WHAT THE EXERCISE ASKS -
From top to bottom, each entry below must be reproduced exactly.

[Items from an interface collection]

*** Begin section ***

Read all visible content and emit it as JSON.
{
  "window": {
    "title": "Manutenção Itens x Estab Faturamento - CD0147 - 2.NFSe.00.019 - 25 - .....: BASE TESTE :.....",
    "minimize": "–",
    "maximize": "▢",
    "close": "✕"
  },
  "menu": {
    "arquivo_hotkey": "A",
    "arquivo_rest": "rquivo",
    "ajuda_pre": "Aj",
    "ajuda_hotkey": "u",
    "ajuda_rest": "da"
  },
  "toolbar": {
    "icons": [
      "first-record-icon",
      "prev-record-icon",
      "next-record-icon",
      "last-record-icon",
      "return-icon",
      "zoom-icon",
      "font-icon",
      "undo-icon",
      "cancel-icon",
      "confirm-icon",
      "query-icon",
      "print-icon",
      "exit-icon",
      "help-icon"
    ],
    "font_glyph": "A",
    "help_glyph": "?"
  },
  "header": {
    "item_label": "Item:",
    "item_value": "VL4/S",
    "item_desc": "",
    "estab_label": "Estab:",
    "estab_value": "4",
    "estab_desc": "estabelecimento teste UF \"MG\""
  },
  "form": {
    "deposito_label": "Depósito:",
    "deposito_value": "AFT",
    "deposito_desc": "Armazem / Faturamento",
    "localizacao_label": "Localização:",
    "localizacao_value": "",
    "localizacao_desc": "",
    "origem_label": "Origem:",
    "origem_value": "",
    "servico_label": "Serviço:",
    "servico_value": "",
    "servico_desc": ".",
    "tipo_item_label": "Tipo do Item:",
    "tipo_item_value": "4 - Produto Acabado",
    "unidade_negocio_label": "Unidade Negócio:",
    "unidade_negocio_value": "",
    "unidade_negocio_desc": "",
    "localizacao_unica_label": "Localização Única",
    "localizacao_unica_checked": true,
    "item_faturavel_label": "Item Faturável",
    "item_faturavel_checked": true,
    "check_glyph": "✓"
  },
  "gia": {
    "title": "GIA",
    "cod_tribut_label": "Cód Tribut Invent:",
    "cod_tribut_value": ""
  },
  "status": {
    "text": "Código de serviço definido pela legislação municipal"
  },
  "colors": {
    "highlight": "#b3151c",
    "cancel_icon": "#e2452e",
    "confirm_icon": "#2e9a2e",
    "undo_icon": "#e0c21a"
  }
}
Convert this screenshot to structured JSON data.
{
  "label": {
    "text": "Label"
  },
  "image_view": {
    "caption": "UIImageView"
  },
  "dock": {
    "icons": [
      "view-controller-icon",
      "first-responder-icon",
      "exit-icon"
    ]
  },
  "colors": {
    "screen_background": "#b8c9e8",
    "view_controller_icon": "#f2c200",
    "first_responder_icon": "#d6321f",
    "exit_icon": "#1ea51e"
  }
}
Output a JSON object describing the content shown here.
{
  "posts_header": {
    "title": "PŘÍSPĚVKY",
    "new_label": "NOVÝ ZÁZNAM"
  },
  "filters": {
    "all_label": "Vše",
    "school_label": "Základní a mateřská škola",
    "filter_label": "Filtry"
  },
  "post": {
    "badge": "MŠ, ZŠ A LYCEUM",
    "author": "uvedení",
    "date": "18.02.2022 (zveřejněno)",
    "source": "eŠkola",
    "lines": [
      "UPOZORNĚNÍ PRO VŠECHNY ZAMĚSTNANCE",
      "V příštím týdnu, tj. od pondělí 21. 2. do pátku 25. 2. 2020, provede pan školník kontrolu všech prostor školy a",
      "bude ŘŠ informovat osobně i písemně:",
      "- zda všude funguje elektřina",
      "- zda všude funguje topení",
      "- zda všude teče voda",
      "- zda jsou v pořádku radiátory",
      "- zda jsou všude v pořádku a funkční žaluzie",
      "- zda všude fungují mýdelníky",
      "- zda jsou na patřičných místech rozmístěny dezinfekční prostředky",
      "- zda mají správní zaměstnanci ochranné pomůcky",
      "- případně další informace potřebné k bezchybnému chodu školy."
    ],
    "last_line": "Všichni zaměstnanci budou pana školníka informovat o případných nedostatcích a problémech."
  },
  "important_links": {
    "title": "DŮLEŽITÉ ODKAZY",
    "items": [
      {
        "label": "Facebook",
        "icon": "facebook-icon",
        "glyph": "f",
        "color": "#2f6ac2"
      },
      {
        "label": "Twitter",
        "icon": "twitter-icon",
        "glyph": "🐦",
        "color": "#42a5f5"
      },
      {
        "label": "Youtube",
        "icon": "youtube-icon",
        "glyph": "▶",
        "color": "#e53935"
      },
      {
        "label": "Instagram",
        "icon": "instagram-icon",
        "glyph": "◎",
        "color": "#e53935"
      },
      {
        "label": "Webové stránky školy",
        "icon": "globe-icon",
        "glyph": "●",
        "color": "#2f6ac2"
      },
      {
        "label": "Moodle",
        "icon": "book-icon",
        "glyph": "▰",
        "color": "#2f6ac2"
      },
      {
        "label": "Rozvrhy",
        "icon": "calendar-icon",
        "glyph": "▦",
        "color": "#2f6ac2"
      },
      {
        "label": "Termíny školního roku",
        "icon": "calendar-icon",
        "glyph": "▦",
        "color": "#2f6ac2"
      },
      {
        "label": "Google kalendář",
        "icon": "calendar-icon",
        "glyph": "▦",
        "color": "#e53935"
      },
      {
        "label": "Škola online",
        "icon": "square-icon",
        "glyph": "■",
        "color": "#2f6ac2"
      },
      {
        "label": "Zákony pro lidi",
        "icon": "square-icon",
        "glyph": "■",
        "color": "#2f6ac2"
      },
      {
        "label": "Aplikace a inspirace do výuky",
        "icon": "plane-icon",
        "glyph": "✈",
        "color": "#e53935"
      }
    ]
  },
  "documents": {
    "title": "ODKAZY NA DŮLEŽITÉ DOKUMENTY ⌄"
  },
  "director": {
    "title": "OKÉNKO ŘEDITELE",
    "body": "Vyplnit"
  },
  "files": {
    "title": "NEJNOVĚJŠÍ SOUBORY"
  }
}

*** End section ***

REPLY -
Read all visible content and emit it as JSON.
{
  "window": {
    "title": "Manutenção Itens x Estab Faturamento - CD0147 - 2.NFSe.00.019 - 25 - .....: BASE TESTE :.....",
    "minimize": "–",
    "maximize": "▢",
    "close": "✕"
  },
  "menu": {
    "arquivo_hotkey": "A",
    "arquivo_rest": "rquivo",
    "ajuda_pre": "Aj",
    "ajuda_hotkey": "u",
    "ajuda_rest": "da"
  },
  "toolbar": {
    "icons": [
      "first-record-icon",
      "prev-record-icon",
      "next-record-icon",
      "last-record-icon",
      "return-icon",
      "zoom-icon",
      "font-icon",
      "undo-icon",
      "cancel-icon",
      "confirm-icon",
      "query-icon",
      "print-icon",
      "exit-icon",
      "help-icon"
    ],
    "font_glyph": "A",
    "help_glyph": "?"
  },
  "header": {
    "item_label": "Item:",
    "item_value": "VL4/S",
    "item_desc": "",
    "estab_label": "Estab:",
    "estab_value": "4",
    "estab_desc": "estabelecimento teste UF \"MG\""
  },
  "form": {
    "deposito_label": "Depósito:",
    "deposito_value": "AFT",
    "deposito_desc": "Armazem / Faturamento",
    "localizacao_label": "Localização:",
    "localizacao_value": "",
    "localizacao_desc": "",
    "origem_label": "Origem:",
    "origem_value": "",
    "servico_label": "Serviço:",
    "servico_value": "",
    "servico_desc": ".",
    "tipo_item_label": "Tipo do Item:",
    "tipo_item_value": "4 - Produto Acabado",
    "unidade_negocio_label": "Unidade Negócio:",
    "unidade_negocio_value": "",
    "unidade_negocio_desc": "",
    "localizacao_unica_label": "Localização Única",
    "localizacao_unica_checked": true,
    "item_faturavel_label": "Item Faturável",
    "item_faturavel_checked": true,
    "check_glyph": "✓"
  },
  "gia": {
    "title": "GIA",
    "cod_tribut_label": "Cód Tribut Invent:",
    "cod_tribut_value": ""
  },
  "status": {
    "text": "Código de serviço definido pela legislação municipal"
  },
  "colors": {
    "highlight": "#b3151c",
    "cancel_icon": "#e2452e",
    "confirm_icon": "#2e9a2e",
    "undo_icon": "#e0c21a"
  }
}
Convert this screenshot to structured JSON data.
{
  "label": {
    "text": "Label"
  },
  "image_view": {
    "caption": "UIImageView"
  },
  "dock": {
    "icons": [
      "view-controller-icon",
      "first-responder-icon",
      "exit-icon"
    ]
  },
  "colors": {
    "screen_background": "#b8c9e8",
    "view_controller_icon": "#f2c200",
    "first_responder_icon": "#d6321f",
    "exit_icon": "#1ea51e"
  }
}
Output a JSON object describing the content shown here.
{
  "posts_header": {
    "title": "PŘÍSPĚVKY",
    "new_label": "NOVÝ ZÁZNAM"
  },
  "filters": {
    "all_label": "Vše",
    "school_label": "Základní a mateřská škola",
    "filter_label": "Filtry"
  },
  "post": {
    "badge": "MŠ, ZŠ A LYCEUM",
    "author": "uvedení",
    "date": "18.02.2022 (zveřejněno)",
    "source": "eŠkola",
    "lines": [
      "UPOZORNĚNÍ PRO VŠECHNY ZAMĚSTNANCE",
      "V příštím týdnu, tj. od pondělí 21. 2. do pátku 25. 2. 2020, provede pan školník kontrolu všech prostor školy a",
      "bude ŘŠ informovat osobně i písemně:",
      "- zda všude funguje elektřina",
      "- zda všude funguje topení",
      "- zda všude teče voda",
      "- zda jsou v pořádku radiátory",
      "- zda jsou všude v pořádku a funkční žaluzie",
      "- zda všude fungují mýdelníky",
      "- zda jsou na patřičných místech rozmístěny dezinfekční prostředky",
      "- zda mají správní zaměstnanci ochranné pomůcky",
      "- případně další informace potřebné k bezchybnému chodu školy."
    ],
    "last_line": "Všichni zaměstnanci budou pana školníka informovat o případných nedostatcích a problémech."
  },
  "important_links": {
    "title": "DŮLEŽITÉ ODKAZY",
    "items": [
      {
        "label": "Facebook",
        "icon": "facebook-icon",
        "glyph": "f",
        "color": "#2f6ac2"
      },
      {
        "label": "Twitter",
        "icon": "twitter-icon",
        "glyph": "🐦",
        "color": "#42a5f5"
      },
      {
        "label": "Youtube",
        "icon": "youtube-icon",
        "glyph": "▶",
        "color": "#e53935"
      },
      {
        "label": "Instagram",
        "icon": "instagram-icon",
        "glyph": "◎",
        "color": "#e53935"
      },
      {
        "label": "Webové stránky školy",
        "icon": "globe-icon",
        "glyph": "●",
        "color": "#2f6ac2"
      },
      {
        "label": "Moodle",
        "icon": "book-icon",
        "glyph": "▰",
        "color": "#2f6ac2"
      },
      {
        "label": "Rozvrhy",
        "icon": "calendar-icon",
        "glyph": "▦",
        "color": "#2f6ac2"
      },
      {
        "label": "Termíny školního roku",
        "icon": "calendar-icon",
        "glyph": "▦",
        "color": "#2f6ac2"
      },
      {
        "label": "Google kalendář",
        "icon": "calendar-icon",
        "glyph": "▦",
        "color": "#e53935"
      },
      {
        "label": "Škola online",
        "icon": "square-icon",
        "glyph": "■",
        "color": "#2f6ac2"
      },
      {
        "label": "Zákony pro lidi",
        "icon": "square-icon",
        "glyph": "■",
        "color": "#2f6ac2"
      },
      {
        "label": "Aplikace a inspirace do výuky",
        "icon": "plane-icon",
        "glyph": "✈",
        "color": "#e53935"
      }
    ]
  },
  "documents": {
    "title": "ODKAZY NA DŮLEŽITÉ DOKUMENTY ⌄"
  },
  "director": {
    "title": "OKÉNKO ŘEDITELE",
    "body": "Vyplnit"
  },
  "files": {
    "title": "NEJNOVĚJŠÍ SOUBORY"
  }
}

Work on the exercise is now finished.